Or use it as a dressing for grain and bean salads.
The possibilities are endless!
Top the Roasted Cauliflower Steaks with Chimichurri and serve it as the main course.
We typically think of a vegetable as a side dish, but Roasted Cauliflower Steaks are surprisingly substantial and filling.
You could serve this recipe with a baked potato or a side of pasta.
Or for a lighter meal, some crusty bread and a green salad pairs wonderfully with it.
And I love it with White Bean Cherry Tomato Basil Salad for a unique plant-based meal.
And without further ado, let’s make Roasted Cauliflower Steaks with Chimichurri!
Roasted Cauliflower Steaks with Chimichurri
For the Roasted Cauliflower Steaks:
- 1 head cauliflower trimmed and cut vertically into 4 "steaks"
- 2 Tablespoons olive oil
- salt and pepper to taste
- Heat the oven to 400 degrees F.
- Place the cauliflower steaks on a sheet pan lined with parchment paper. Drizzle the olive oil on top and use your hands to coat each steak on all sides. Don't worry if some of the steaks separate into florets. Season the cauliflower with salt and pepper, to taste.
- Roast the cauliflower steaks for 40-45 minutes until they are tender and browned on the outside, flipping the steaks over half way through.

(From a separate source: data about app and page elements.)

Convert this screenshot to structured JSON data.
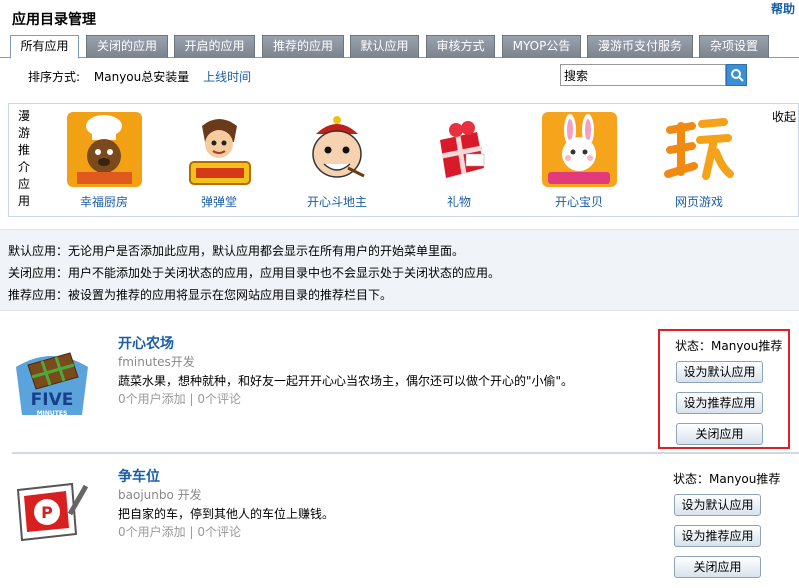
{
  "page": {
    "title": "应用目录管理",
    "help": "帮助"
  },
  "tabs": [
    {
      "label": "所有应用",
      "active": true
    },
    {
      "label": "关闭的应用"
    },
    {
      "label": "开启的应用"
    },
    {
      "label": "推荐的应用"
    },
    {
      "label": "默认应用"
    },
    {
      "label": "审核方式"
    },
    {
      "label": "MYOP公告"
    },
    {
      "label": "漫游币支付服务"
    },
    {
      "label": "杂项设置"
    }
  ],
  "sort": {
    "label": "排序方式:",
    "option_installs": "Manyou总安装量",
    "option_time": "上线时间"
  },
  "search": {
    "value": "搜索"
  },
  "recommended": {
    "title": "漫游推介应用",
    "collapse": "收起",
    "items": [
      {
        "label": "幸福厨房",
        "icon": "chef-dog-icon"
      },
      {
        "label": "弹弹堂",
        "icon": "ddtank-icon"
      },
      {
        "label": "开心斗地主",
        "icon": "landlord-face-icon"
      },
      {
        "label": "礼物",
        "icon": "gift-box-icon"
      },
      {
        "label": "开心宝贝",
        "icon": "bunny-icon"
      },
      {
        "label": "网页游戏",
        "icon": "play-glyph-icon"
      }
    ]
  },
  "descriptions": [
    "默认应用：无论用户是否添加此应用，默认应用都会显示在所有用户的开始菜单里面。",
    "关闭应用：用户不能添加处于关闭状态的应用，应用目录中也不会显示处于关闭状态的应用。",
    "推荐应用：被设置为推荐的应用将显示在您网站应用目录的推荐栏目下。"
  ],
  "apps": [
    {
      "name": "开心农场",
      "developer": "fminutes开发",
      "description": "蔬菜水果，想种就种，和好友一起开开心心当农场主，偶尔还可以做个开心的\"小偷\"。",
      "users": "0个用户添加",
      "comments": "0个评论",
      "status": "状态：Manyou推荐",
      "btn_default": "设为默认应用",
      "btn_recommend": "设为推荐应用",
      "btn_close": "关闭应用",
      "icon": "five-minutes-farm-icon",
      "icon_text": "FIVE",
      "icon_subtext": "MINUTES"
    },
    {
      "name": "争车位",
      "developer": "baojunbo 开发",
      "description": "把自家的车，停到其他人的车位上赚钱。",
      "users": "0个用户添加",
      "comments": "0个评论",
      "status": "状态：Manyou推荐",
      "btn_default": "设为默认应用",
      "btn_recommend": "设为推荐应用",
      "btn_close": "关闭应用",
      "icon": "parking-sign-icon",
      "icon_text": "P"
    }
  ]
}
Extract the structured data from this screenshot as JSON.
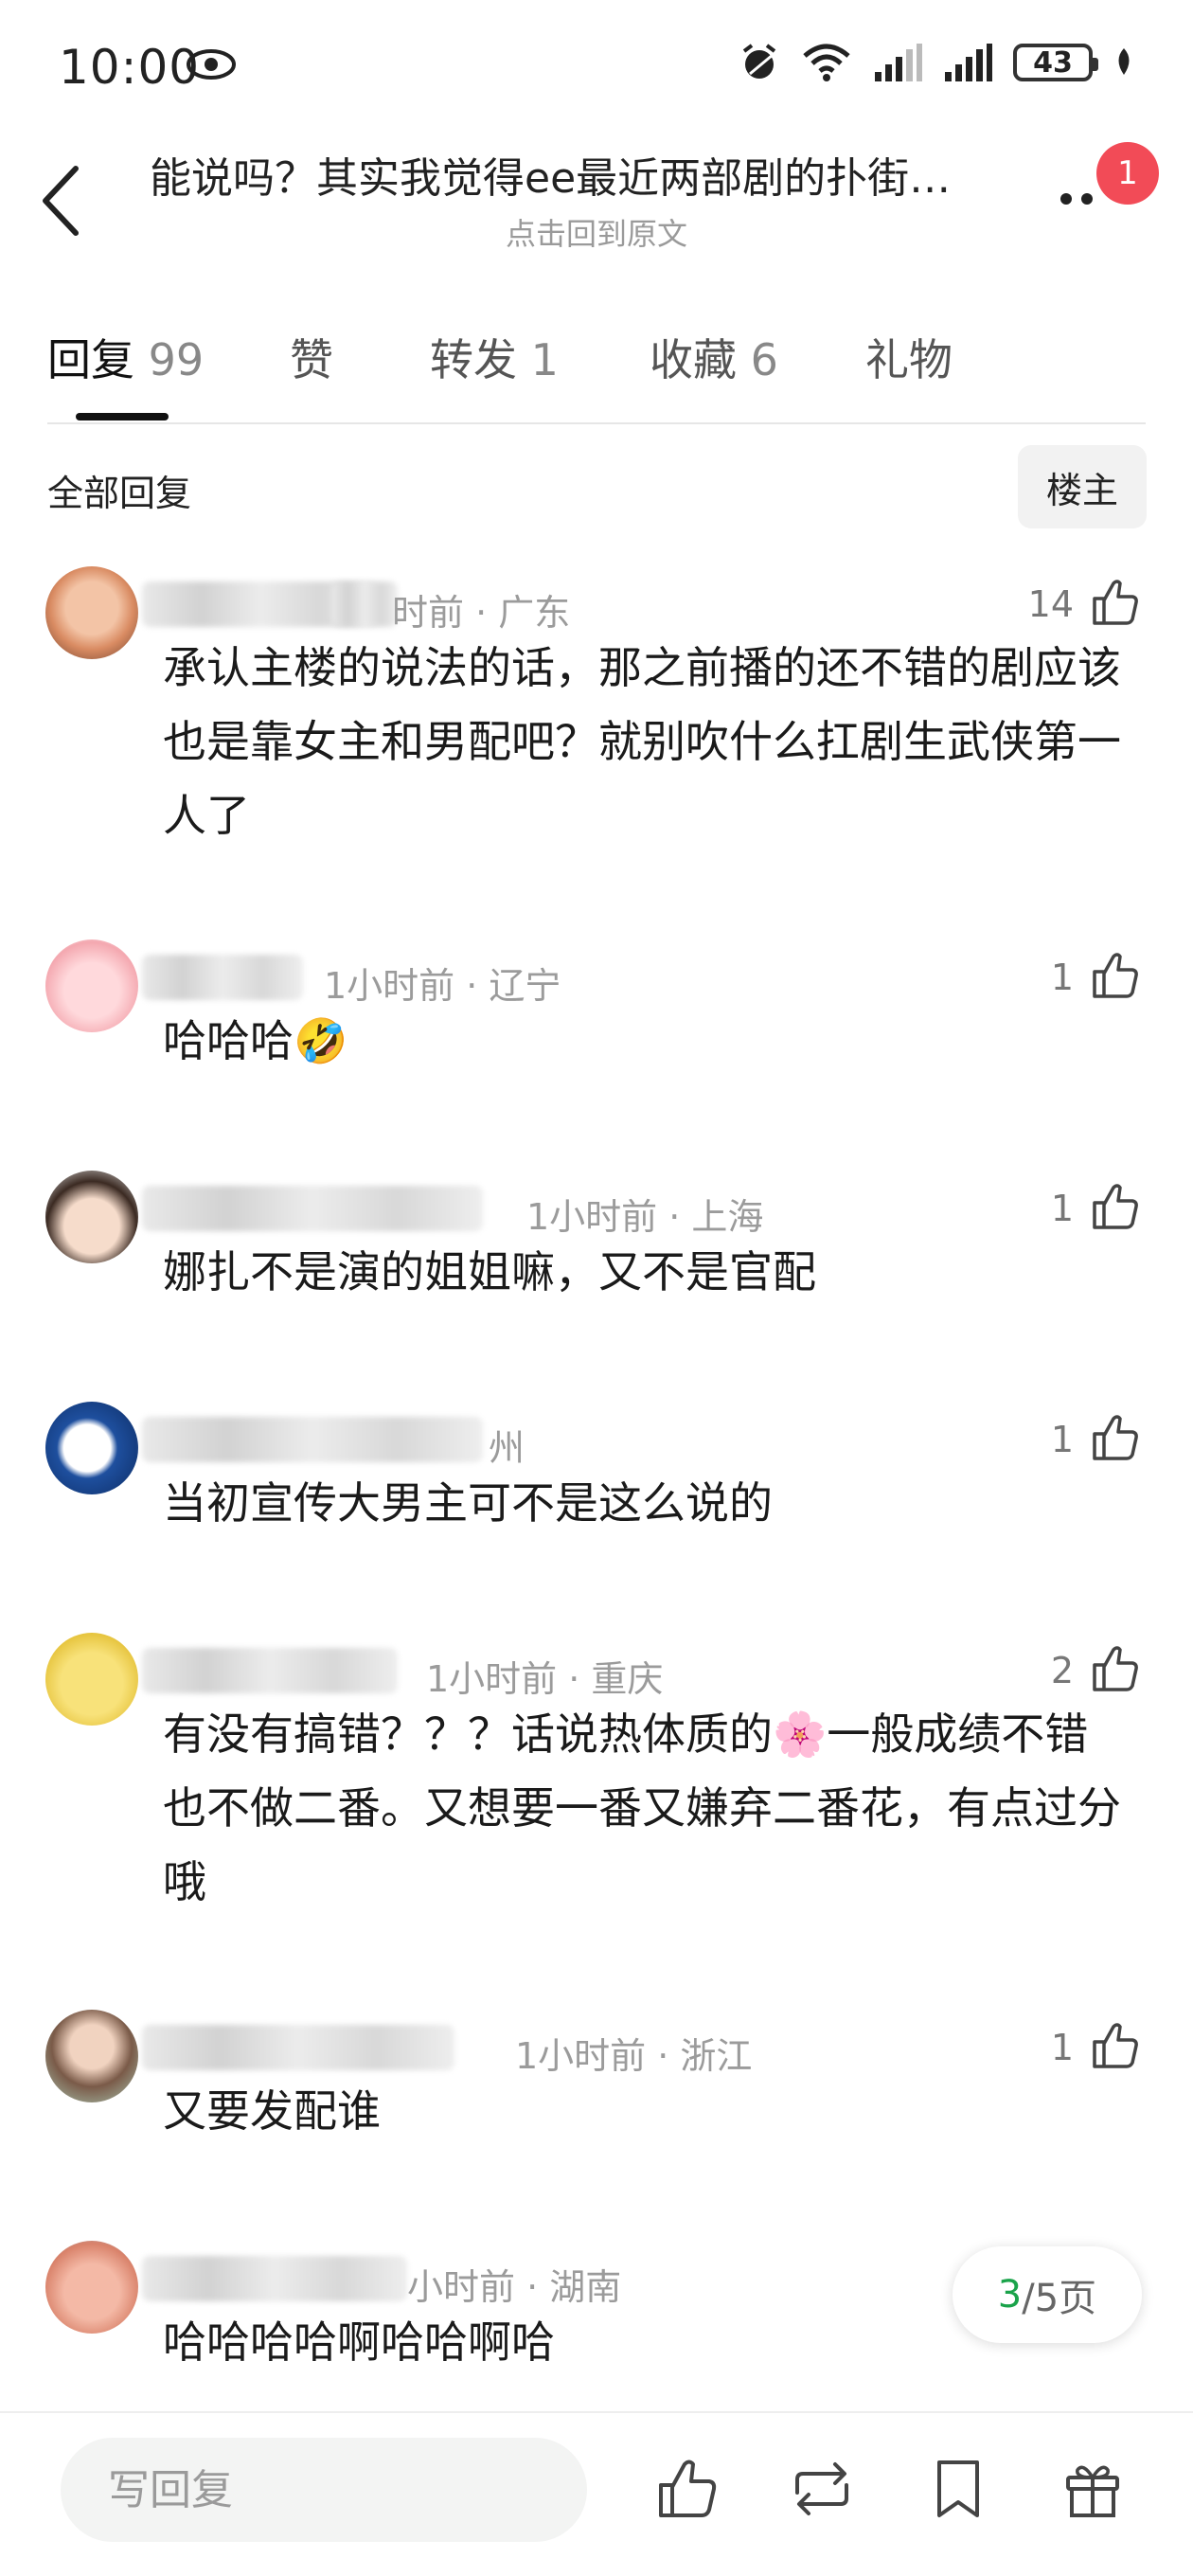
{
  "status_bar": {
    "time": "10:00",
    "battery": "43"
  },
  "header": {
    "title": "能说吗？其实我觉得ee最近两部剧的扑街…",
    "subtitle": "点击回到原文",
    "notification_count": "1"
  },
  "tabs": [
    {
      "label": "回复",
      "count": "99"
    },
    {
      "label": "赞",
      "count": ""
    },
    {
      "label": "转发",
      "count": "1"
    },
    {
      "label": "收藏",
      "count": "6"
    },
    {
      "label": "礼物",
      "count": ""
    }
  ],
  "section": {
    "label": "全部回复",
    "filter_button": "楼主"
  },
  "comments": [
    {
      "meta": "时前 · 广东",
      "likes": "14",
      "text": "承认主楼的说法的话，那之前播的还不错的剧应该也是靠女主和男配吧？就别吹什么扛剧生武侠第一人了"
    },
    {
      "meta": "1小时前 · 辽宁",
      "likes": "1",
      "text": "哈哈哈🤣"
    },
    {
      "meta": "1小时前 · 上海",
      "likes": "1",
      "text": "娜扎不是演的姐姐嘛，又不是官配"
    },
    {
      "meta": "州",
      "likes": "1",
      "text": "当初宣传大男主可不是这么说的"
    },
    {
      "meta": "1小时前 · 重庆",
      "likes": "2",
      "text": "有没有搞错？？？话说热体质的🌸一般成绩不错也不做二番。又想要一番又嫌弃二番花，有点过分哦"
    },
    {
      "meta": "1小时前 · 浙江",
      "likes": "1",
      "text": "又要发配谁"
    },
    {
      "meta": "小时前 · 湖南",
      "likes": "",
      "text": "哈哈哈哈啊哈哈啊哈"
    }
  ],
  "pagination": {
    "current": "3",
    "total": "/5页"
  },
  "bottom_bar": {
    "reply_placeholder": "写回复"
  },
  "colors": {
    "accent_green": "#1aa34a",
    "badge_red": "#f24b57"
  }
}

- Meanwhile, prepare the Chimichurri by adding the parsley, oregano, garlic, red pepper flakes, red wine vinegar, and salt and pepper to the bowl of a food processor. Pulse, scraping down the sides of the bowl as needed.

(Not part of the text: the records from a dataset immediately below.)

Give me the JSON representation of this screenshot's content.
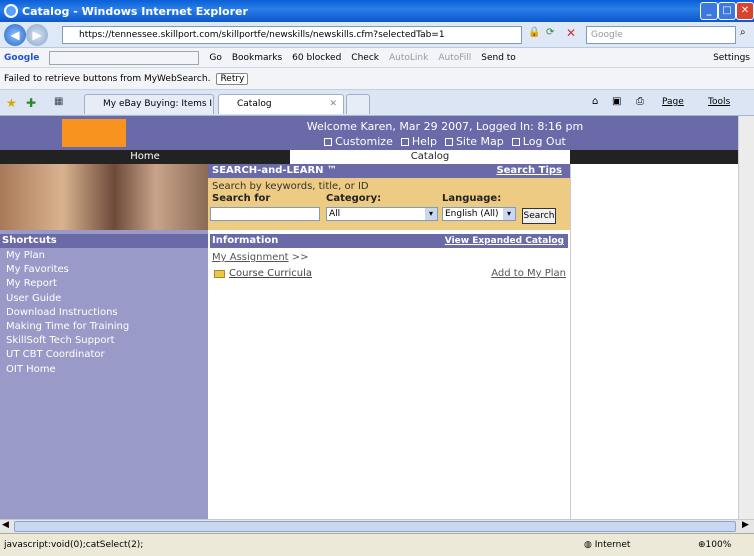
{
  "window": {
    "title": "Catalog - Windows Internet Explorer"
  },
  "address": {
    "url": "https://tennessee.skillport.com/skillportfe/newskills/newskills.cfm?selectedTab=1",
    "search_placeholder": "Google"
  },
  "google_toolbar": {
    "logo": "Google",
    "go_label": "Go",
    "bookmarks": "Bookmarks",
    "blocked": "60 blocked",
    "check": "Check",
    "autolink": "AutoLink",
    "autofill": "AutoFill",
    "send_to": "Send to",
    "settings": "Settings"
  },
  "mywebsearch": {
    "message": "Failed to retrieve buttons from MyWebSearch.",
    "retry": "Retry"
  },
  "tabs": [
    {
      "label": "My eBay Buying: Items I'm Bi..."
    },
    {
      "label": "Catalog"
    }
  ],
  "command_bar": {
    "page": "Page",
    "tools": "Tools"
  },
  "header": {
    "welcome": "Welcome Karen, Mar 29 2007, Logged In: 8:16 pm",
    "links": [
      "Customize",
      "Help",
      "Site Map",
      "Log Out"
    ]
  },
  "nav": {
    "home": "Home",
    "catalog": "Catalog"
  },
  "search": {
    "title": "SEARCH-and-LEARN ™",
    "tips": "Search Tips",
    "hint": "Search by keywords, title, or ID",
    "search_for_label": "Search for",
    "search_for_value": "",
    "category_label": "Category:",
    "category_value": "All",
    "language_label": "Language:",
    "language_value": "English (All)",
    "button": "Search"
  },
  "sidebar": {
    "heading": "Shortcuts",
    "items": [
      "My Plan",
      "My Favorites",
      "My Report",
      "User Guide",
      "Download Instructions",
      "Making Time for Training",
      "SkillSoft Tech Support",
      "UT CBT Coordinator",
      "OIT Home"
    ]
  },
  "info": {
    "heading": "Information",
    "expanded": "View Expanded Catalog",
    "breadcrumb_link": "My Assignment",
    "breadcrumb_sep": ">>",
    "folder_label": "Course Curricula",
    "add_to_plan": "Add to My Plan"
  },
  "status": {
    "text": "javascript:void(0);catSelect(2);",
    "zone": "Internet",
    "zoom": "100%"
  },
  "colors": {
    "header_purple": "#6a6aa8",
    "sidebar_purple": "#9a9ac8",
    "search_tan": "#eecb82",
    "ut_orange": "#f7931e"
  }
}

- Stream the olive oil through the funnel in the top while the food processor is running. Taste and adjust the seasonings, if needed. Let the Chimichurri rest at room temperature while the cauliflower steaks finish roasting.
- Once the cauliflower steaks are done roasting, carefully transfer them along with any loose florets to a serving dish. Spoon some of the Chimichurri on top and offer the remaining sauce in a small bowl alongside the cauliflower. Enjoy!
Chimichurri recipe adapted from Food & Wine.